These vaccines contain purified antigens rather than whole organisms. The disadvantages of subunit vaccines are that the antibodies produced against the subunit may not recognize the same protein on the pathogen surface. Therefore, an isolated protein may not stimulate the immune system as well as a whole organism vaccine. The effectiveness of subunit vaccines is increased by adding adjuvants. Alum (aluminum salts) is a common adjuvant used in vaccines. Pertussis toxin, one of the components of the DTaP, acts as an adjuvant in that vaccine.  Subunit vaccines are used to protect against pneumonia caused by Streptococcus pneumoniae and against a type of meningitis.

Recombinant subunit vaccines like hepatitis B  is made by inserting a small portion of the hepatitis B virus’ genetic material into common baker’s yeast. This process induces the yeast to produce an antigen, which is thus purified. The purified antigen is then combined with an adjuvant.

Recombinant Vector Vaccines

A vaccine carrier, or vector, is a weakened virus or bacterium  which genetic material from another disease-causing organism can be inserted. The vaccinia virus is used to make recombinant vector vaccines such as smallpox. There are currently no recombinant vector vaccines are licensed for routine use in the United States.


DNA Vaccines

These vaccines use both the whole organism and its parts; the microbe’s genetic material. A DNA vaccine against a microbe could evoke a strong antibody response to the free-floating antigen secreted by cells, and would thus stimulate a strong cellular response against the microbial antigens displayed on cell surfaces. The DNA vaccine wouldn’t cause the disease since it doesn’t contain the microbe, just copies of a few of its genes. DNA vaccines being tested are influenza, bird flu, and herpes.

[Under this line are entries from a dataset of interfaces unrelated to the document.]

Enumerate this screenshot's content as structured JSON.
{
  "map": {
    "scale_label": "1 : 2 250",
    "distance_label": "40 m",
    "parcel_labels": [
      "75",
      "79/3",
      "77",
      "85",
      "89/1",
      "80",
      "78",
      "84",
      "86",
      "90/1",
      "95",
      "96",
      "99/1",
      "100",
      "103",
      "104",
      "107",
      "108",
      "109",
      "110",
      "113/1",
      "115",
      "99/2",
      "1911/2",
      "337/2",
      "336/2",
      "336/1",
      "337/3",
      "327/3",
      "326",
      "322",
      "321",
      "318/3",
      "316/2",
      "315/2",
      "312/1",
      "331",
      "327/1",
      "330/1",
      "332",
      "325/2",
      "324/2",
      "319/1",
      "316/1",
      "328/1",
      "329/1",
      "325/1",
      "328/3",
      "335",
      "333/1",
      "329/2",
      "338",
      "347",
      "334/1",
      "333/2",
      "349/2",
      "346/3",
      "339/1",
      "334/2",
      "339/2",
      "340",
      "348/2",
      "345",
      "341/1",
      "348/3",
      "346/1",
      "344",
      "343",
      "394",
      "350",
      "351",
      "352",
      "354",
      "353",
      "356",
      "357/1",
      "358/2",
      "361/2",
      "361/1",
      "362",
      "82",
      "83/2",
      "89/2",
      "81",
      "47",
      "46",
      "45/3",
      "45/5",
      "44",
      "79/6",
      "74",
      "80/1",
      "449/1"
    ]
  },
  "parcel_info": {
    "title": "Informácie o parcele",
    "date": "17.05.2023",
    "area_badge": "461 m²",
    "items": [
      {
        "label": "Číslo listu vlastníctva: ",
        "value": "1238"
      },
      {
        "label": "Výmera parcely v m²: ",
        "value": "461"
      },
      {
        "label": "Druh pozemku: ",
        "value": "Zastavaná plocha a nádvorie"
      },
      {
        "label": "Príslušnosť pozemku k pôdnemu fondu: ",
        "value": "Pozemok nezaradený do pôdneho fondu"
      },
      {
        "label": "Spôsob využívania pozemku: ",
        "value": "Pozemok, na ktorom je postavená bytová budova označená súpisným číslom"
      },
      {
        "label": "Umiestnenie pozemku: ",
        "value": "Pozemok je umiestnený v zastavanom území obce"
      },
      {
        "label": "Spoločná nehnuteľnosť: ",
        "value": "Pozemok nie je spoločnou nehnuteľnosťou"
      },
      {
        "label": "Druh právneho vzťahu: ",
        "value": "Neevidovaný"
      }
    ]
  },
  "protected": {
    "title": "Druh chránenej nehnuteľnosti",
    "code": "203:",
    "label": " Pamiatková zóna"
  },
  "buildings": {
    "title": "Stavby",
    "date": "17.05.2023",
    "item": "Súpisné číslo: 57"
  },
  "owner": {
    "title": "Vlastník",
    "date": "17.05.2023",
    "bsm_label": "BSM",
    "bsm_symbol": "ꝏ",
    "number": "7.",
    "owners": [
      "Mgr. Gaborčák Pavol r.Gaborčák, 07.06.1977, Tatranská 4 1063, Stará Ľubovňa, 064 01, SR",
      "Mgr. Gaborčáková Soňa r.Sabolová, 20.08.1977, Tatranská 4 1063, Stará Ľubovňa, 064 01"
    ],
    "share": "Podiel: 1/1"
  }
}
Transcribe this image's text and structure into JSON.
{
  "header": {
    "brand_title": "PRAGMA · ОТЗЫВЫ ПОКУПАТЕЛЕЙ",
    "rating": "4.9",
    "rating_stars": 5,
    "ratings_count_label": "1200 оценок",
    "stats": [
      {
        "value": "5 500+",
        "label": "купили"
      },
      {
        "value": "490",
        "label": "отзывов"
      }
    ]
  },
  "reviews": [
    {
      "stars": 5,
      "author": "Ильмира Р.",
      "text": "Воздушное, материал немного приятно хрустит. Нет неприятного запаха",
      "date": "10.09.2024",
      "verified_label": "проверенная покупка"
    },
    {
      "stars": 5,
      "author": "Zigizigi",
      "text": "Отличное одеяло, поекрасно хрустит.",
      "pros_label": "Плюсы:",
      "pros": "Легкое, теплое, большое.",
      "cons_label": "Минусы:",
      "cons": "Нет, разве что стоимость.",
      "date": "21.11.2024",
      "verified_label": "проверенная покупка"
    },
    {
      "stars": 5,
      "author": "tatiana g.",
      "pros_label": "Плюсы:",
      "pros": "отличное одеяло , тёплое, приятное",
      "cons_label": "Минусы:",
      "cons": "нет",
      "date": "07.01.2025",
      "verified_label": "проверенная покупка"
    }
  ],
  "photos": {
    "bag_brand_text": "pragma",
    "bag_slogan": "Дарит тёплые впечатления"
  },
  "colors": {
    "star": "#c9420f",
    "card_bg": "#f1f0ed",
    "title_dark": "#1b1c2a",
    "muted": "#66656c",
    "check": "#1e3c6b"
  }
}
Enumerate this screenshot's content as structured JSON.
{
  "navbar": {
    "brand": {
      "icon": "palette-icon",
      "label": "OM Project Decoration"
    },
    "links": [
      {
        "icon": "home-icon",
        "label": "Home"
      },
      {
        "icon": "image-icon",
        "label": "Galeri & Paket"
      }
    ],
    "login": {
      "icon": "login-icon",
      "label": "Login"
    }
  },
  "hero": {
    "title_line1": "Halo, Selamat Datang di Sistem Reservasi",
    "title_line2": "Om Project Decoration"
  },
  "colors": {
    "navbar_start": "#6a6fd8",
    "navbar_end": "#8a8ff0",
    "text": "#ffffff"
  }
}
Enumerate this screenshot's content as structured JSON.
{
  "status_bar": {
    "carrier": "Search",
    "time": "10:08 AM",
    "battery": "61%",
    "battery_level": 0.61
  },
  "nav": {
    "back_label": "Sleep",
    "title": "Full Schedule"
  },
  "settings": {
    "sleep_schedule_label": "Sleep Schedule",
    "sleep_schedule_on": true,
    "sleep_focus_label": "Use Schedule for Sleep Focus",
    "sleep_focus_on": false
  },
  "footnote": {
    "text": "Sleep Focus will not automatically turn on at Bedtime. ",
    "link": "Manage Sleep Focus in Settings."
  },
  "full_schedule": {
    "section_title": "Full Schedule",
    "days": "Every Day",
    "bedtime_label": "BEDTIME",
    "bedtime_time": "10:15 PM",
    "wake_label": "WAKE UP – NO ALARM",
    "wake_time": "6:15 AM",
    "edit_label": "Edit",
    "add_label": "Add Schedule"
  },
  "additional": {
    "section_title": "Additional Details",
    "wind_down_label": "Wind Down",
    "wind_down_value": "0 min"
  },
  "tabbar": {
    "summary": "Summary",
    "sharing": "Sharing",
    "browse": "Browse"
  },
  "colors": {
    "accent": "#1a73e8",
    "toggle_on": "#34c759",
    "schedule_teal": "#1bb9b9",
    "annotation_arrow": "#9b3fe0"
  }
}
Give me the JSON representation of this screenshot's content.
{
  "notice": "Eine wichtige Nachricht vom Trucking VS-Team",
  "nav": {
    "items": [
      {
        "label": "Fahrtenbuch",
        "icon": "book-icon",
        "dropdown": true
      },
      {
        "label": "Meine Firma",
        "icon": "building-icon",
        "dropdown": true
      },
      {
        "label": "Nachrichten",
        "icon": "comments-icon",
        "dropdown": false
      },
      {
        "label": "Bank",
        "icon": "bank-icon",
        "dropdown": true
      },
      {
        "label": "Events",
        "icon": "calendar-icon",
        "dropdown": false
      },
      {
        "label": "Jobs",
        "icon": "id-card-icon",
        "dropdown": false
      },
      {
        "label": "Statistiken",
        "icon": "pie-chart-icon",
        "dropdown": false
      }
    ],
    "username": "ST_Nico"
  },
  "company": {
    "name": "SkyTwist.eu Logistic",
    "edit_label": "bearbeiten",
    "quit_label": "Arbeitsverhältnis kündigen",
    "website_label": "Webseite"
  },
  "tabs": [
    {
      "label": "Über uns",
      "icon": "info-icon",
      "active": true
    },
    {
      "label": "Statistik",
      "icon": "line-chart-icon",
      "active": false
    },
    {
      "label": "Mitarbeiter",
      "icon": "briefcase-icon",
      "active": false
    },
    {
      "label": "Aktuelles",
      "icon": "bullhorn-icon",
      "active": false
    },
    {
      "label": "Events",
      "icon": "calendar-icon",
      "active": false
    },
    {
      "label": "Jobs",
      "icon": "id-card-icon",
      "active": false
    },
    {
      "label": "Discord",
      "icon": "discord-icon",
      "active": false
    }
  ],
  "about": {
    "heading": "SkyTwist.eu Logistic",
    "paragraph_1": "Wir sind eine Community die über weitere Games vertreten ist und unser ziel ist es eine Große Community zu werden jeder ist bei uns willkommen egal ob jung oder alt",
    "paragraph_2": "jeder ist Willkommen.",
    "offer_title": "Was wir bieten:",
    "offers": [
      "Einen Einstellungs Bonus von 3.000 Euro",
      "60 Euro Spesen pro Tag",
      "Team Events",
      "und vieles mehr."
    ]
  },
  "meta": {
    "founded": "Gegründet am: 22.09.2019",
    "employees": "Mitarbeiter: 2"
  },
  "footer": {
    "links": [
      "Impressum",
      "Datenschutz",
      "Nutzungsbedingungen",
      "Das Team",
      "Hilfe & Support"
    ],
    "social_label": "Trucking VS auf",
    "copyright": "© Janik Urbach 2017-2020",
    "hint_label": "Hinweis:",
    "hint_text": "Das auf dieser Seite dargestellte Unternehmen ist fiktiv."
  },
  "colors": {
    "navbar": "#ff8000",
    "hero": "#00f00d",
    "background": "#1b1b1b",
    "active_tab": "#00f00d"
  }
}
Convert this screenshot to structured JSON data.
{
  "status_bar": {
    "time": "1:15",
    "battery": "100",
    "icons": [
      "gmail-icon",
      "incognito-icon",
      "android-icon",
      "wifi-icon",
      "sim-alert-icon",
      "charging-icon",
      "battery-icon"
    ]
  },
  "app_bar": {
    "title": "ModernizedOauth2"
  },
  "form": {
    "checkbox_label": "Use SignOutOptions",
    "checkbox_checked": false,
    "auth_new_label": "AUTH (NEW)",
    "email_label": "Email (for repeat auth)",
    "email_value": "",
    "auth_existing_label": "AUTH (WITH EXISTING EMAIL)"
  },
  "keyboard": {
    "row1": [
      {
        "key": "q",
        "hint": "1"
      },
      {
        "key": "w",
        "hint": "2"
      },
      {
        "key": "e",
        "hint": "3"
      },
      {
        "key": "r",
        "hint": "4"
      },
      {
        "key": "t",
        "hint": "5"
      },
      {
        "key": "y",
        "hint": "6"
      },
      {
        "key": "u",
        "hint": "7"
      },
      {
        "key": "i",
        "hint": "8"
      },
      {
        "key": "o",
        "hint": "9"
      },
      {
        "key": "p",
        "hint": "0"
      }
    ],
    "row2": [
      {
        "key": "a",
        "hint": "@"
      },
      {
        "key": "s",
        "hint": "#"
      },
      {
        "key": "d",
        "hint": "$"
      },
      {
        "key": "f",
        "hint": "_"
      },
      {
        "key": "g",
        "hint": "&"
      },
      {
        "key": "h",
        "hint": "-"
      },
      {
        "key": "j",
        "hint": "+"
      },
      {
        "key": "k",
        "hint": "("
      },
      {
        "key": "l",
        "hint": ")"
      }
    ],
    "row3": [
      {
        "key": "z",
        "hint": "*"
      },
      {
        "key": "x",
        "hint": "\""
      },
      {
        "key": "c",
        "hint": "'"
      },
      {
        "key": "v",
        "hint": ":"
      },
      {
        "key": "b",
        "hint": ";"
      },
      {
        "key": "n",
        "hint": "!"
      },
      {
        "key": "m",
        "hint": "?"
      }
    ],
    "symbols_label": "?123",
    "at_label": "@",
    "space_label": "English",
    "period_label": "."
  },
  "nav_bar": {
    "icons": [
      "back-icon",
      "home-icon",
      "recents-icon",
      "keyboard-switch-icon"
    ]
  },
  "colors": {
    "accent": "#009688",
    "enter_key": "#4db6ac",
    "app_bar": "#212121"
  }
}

Immune Globulins

Immune globulins are made by collecting plasma from people who have contracted or were vaccinated for a particular disease, and their plasma contains protective antibodies, known as IgG.  These antibodies are isolated by fractionation of the plasma, purified and administered intravenously or by intramuscular injection, and thus providing an immediate protective effect. Immune globulins are used to generate an immediate protective immune response.